### PROVIDED MATERIAL

◆ ◆ ◆ ◆ ◆

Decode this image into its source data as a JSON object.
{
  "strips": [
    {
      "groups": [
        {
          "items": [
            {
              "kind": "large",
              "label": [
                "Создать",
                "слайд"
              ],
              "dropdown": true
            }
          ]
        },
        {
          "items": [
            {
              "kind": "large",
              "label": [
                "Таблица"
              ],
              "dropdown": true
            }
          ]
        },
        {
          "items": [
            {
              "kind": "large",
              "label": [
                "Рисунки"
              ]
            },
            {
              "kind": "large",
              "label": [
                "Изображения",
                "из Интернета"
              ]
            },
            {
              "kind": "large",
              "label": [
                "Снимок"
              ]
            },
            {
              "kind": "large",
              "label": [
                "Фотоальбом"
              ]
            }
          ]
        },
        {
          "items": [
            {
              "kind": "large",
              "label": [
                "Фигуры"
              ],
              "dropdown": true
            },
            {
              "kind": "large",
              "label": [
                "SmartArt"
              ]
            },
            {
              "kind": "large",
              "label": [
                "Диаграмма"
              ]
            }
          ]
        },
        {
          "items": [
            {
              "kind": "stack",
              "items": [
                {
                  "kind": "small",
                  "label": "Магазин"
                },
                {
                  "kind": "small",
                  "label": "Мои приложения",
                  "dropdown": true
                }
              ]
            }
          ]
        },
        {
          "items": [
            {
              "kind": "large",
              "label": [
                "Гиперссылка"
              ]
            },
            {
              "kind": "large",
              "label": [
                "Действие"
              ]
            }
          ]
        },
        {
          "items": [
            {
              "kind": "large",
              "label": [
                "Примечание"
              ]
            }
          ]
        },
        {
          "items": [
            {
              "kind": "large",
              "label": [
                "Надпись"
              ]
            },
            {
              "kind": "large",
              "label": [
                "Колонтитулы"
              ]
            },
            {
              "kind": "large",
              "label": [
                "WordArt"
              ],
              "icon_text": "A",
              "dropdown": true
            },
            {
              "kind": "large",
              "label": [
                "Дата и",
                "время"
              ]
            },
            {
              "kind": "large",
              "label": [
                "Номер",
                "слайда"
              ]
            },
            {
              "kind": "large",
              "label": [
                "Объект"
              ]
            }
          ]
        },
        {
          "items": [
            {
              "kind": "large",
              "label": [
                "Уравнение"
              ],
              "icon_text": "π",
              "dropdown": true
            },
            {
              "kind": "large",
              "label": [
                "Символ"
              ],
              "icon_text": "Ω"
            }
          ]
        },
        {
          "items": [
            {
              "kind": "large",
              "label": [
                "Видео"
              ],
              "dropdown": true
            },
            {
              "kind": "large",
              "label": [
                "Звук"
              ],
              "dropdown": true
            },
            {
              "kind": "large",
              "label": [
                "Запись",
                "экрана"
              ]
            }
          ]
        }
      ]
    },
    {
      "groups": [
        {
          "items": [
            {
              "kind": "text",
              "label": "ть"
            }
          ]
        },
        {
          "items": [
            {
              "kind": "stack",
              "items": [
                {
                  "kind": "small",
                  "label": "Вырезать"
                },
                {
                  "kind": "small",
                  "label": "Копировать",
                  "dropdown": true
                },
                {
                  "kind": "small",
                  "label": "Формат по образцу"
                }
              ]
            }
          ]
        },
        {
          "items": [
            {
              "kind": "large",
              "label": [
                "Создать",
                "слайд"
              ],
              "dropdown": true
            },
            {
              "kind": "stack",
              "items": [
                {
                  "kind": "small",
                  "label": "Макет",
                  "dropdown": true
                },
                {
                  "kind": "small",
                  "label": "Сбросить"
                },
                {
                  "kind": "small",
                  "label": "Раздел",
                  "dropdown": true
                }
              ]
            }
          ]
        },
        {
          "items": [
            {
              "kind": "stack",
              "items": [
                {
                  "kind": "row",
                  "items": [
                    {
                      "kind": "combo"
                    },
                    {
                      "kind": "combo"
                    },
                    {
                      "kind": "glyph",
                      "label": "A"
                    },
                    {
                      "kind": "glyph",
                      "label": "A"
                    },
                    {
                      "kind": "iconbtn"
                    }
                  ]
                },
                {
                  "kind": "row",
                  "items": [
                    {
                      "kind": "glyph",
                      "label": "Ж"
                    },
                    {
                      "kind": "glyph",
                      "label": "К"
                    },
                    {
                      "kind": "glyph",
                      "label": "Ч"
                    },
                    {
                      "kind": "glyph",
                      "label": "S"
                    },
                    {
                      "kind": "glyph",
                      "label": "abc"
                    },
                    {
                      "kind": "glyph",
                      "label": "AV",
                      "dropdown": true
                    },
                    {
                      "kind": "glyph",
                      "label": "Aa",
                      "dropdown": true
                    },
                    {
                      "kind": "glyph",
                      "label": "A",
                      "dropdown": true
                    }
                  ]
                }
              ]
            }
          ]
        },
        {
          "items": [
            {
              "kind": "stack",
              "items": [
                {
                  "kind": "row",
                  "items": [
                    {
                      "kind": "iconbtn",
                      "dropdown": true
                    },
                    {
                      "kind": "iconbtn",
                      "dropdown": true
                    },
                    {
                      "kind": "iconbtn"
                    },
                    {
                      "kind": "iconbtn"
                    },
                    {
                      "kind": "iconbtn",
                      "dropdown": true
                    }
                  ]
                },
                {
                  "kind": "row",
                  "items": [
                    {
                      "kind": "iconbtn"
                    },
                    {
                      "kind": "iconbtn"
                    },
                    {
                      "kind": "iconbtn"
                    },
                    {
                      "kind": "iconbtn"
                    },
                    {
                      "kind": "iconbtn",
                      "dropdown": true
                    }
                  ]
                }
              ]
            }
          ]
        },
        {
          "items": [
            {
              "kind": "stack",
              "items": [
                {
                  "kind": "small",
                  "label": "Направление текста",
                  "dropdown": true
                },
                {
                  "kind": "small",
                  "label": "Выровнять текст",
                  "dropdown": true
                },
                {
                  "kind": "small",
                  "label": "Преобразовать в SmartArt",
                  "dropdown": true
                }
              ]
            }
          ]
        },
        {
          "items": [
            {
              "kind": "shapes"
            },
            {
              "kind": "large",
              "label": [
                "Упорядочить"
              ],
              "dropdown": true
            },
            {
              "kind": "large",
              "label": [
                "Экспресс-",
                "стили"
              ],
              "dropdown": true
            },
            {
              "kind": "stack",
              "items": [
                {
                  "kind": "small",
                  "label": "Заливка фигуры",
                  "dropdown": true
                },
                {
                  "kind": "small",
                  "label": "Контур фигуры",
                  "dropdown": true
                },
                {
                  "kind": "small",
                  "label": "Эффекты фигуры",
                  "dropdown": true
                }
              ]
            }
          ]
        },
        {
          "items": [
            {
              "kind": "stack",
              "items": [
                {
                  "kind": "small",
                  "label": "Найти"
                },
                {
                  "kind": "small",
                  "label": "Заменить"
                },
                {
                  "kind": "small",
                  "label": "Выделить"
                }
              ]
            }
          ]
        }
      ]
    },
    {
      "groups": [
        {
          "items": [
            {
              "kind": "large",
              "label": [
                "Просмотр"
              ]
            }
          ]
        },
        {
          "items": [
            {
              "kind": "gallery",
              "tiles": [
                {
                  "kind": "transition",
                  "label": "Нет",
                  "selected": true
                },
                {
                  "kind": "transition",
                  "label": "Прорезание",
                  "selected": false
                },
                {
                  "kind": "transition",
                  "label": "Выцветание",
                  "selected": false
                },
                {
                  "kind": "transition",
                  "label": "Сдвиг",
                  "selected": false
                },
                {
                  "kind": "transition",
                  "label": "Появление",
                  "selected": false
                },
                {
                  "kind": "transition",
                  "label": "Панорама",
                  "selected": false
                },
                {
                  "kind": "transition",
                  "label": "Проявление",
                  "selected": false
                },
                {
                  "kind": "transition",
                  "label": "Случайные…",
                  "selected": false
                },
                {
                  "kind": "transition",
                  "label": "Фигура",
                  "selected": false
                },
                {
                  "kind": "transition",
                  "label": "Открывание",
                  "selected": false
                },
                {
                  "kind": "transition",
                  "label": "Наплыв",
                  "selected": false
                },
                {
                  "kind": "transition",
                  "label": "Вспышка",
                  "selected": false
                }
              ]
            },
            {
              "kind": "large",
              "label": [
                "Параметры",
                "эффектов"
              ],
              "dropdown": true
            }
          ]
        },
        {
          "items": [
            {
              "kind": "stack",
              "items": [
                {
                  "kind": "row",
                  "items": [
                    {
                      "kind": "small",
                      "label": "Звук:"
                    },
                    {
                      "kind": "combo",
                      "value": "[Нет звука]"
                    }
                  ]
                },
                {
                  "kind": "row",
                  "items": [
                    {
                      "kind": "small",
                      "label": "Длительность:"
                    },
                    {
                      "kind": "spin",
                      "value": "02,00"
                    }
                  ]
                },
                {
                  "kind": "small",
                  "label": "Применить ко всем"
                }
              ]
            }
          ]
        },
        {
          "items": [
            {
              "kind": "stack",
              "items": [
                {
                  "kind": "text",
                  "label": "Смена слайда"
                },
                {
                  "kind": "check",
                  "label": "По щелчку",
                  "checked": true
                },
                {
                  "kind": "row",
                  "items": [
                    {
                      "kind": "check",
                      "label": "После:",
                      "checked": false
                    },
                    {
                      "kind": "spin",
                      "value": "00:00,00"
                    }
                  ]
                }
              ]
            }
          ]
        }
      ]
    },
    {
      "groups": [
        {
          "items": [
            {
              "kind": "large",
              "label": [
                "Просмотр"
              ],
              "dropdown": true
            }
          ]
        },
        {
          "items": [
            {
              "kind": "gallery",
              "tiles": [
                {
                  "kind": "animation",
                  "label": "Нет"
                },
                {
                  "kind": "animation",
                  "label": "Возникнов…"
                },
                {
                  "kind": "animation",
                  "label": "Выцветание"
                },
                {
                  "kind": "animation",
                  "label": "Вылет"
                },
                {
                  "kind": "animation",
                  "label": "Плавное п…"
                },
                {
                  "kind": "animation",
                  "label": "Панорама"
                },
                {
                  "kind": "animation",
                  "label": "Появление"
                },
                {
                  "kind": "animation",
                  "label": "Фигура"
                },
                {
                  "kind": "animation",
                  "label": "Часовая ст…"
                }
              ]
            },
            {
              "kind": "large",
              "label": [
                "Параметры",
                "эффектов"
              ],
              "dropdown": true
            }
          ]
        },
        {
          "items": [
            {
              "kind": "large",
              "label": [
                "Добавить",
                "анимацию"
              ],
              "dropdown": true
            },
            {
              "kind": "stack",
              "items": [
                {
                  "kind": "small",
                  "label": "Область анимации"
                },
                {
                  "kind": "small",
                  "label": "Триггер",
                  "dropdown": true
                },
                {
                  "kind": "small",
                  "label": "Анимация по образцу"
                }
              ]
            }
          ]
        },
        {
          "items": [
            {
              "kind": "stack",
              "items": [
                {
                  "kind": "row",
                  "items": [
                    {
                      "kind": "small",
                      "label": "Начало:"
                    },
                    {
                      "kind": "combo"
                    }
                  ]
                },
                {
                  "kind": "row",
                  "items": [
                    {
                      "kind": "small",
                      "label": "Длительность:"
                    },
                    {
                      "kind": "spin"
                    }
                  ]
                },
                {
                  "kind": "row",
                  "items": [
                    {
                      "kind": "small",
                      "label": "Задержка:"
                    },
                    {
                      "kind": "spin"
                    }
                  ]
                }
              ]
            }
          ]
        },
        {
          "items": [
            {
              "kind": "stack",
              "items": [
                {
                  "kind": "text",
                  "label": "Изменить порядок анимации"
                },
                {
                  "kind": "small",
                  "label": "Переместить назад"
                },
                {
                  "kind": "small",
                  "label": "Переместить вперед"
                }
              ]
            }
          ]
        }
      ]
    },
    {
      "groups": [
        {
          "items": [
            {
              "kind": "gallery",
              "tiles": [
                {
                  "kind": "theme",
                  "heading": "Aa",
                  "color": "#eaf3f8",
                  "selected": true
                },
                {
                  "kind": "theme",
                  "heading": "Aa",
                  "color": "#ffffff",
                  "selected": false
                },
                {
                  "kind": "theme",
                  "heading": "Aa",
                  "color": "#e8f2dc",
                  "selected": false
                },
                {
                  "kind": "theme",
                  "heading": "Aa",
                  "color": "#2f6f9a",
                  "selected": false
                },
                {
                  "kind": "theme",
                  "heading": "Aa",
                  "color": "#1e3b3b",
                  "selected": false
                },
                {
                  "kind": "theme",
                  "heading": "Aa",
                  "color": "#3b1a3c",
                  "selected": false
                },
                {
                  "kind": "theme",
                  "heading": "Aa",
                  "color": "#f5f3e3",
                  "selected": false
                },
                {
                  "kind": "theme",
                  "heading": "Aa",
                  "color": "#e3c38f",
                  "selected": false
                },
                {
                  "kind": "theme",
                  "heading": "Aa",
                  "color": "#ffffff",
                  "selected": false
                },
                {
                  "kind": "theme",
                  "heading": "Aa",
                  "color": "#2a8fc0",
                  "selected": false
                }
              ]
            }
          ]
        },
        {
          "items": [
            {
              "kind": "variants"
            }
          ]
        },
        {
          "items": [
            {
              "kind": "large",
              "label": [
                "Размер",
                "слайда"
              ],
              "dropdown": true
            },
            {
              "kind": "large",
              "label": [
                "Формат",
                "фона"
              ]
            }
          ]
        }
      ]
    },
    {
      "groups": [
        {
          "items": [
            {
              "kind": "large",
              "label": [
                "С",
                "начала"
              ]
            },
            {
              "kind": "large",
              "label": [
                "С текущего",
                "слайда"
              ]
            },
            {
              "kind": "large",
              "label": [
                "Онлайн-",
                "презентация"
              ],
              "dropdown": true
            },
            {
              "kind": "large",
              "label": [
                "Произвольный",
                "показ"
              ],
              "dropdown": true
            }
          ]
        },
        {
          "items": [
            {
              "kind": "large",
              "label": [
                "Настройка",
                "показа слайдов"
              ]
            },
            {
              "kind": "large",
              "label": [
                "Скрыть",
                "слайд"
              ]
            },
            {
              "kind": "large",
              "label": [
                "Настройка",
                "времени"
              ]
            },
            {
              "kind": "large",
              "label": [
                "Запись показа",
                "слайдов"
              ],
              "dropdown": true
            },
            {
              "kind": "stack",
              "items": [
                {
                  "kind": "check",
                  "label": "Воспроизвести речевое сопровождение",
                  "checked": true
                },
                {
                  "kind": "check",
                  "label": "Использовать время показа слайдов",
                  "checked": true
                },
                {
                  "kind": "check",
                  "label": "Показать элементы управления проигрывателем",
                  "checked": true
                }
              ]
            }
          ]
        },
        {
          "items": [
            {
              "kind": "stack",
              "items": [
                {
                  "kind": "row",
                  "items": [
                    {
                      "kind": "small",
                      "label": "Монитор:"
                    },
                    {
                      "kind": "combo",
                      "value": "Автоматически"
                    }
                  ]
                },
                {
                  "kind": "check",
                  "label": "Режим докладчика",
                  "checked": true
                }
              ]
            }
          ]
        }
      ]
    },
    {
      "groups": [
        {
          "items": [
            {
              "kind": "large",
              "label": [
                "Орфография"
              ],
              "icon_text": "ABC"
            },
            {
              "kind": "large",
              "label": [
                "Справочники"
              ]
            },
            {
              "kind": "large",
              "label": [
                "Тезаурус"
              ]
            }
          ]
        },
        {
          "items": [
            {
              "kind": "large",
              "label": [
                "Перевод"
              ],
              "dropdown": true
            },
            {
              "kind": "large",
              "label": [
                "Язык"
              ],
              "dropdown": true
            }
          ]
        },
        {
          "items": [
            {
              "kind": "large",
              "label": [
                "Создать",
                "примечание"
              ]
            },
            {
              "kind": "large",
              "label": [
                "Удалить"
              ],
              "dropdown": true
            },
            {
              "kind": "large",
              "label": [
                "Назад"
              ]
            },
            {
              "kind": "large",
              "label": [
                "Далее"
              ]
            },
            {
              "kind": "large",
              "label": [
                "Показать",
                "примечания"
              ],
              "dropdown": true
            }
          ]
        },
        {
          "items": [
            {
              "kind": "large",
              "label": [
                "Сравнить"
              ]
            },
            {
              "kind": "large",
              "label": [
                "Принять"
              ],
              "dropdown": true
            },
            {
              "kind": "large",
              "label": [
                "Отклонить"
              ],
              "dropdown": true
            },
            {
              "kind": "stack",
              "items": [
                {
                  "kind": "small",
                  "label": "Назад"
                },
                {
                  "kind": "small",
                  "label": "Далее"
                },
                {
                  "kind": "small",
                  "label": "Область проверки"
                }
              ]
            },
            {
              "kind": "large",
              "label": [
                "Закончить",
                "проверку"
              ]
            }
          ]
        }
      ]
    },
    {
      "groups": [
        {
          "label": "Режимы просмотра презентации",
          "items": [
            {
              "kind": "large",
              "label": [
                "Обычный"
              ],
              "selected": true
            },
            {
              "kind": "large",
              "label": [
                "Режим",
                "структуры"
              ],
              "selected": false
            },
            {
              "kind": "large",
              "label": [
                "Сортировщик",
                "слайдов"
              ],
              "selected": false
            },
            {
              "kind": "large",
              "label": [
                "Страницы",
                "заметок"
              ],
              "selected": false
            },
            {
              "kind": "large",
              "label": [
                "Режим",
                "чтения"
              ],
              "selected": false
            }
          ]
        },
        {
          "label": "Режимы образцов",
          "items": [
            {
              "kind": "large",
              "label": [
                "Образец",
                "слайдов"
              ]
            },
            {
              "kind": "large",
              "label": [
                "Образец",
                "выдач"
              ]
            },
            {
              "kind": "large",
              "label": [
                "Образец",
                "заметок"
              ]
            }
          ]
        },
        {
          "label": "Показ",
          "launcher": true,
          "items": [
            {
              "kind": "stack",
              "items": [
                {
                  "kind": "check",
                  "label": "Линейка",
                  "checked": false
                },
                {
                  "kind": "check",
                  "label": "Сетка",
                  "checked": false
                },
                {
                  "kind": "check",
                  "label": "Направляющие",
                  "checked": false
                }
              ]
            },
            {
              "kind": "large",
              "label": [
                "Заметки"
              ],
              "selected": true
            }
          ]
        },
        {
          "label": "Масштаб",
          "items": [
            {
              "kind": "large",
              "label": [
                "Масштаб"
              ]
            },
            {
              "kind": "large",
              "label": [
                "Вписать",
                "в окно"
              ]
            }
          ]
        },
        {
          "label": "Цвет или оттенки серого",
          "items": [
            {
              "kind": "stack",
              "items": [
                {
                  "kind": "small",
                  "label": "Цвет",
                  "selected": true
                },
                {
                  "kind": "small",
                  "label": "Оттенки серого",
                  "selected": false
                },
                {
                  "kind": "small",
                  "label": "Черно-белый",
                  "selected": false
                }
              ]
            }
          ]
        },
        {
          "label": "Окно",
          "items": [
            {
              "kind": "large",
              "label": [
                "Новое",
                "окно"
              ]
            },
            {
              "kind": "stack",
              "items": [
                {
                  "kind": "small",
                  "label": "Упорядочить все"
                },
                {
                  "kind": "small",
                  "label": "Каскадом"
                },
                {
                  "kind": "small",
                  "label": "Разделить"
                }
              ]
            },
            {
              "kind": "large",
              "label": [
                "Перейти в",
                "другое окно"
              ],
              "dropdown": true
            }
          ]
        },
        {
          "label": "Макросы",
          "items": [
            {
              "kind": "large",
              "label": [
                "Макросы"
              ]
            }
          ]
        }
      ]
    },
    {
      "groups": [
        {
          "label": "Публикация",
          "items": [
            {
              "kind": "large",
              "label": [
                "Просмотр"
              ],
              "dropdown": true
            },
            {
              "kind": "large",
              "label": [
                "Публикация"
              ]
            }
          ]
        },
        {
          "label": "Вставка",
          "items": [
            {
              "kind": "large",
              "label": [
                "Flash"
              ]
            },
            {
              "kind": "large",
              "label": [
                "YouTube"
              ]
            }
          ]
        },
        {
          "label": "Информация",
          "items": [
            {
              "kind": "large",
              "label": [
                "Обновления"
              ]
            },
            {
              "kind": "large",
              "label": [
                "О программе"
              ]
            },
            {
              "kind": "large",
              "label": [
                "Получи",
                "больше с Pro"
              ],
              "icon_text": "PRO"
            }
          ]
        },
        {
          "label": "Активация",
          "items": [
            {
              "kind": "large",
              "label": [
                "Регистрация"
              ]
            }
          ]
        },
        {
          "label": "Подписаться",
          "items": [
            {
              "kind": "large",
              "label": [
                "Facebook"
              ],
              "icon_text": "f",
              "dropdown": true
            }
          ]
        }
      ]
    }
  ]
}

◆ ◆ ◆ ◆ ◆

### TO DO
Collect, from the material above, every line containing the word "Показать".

### THE COMPLETED TASK
                  "label": "Показать элементы управления проигрывателем",
                "Показать",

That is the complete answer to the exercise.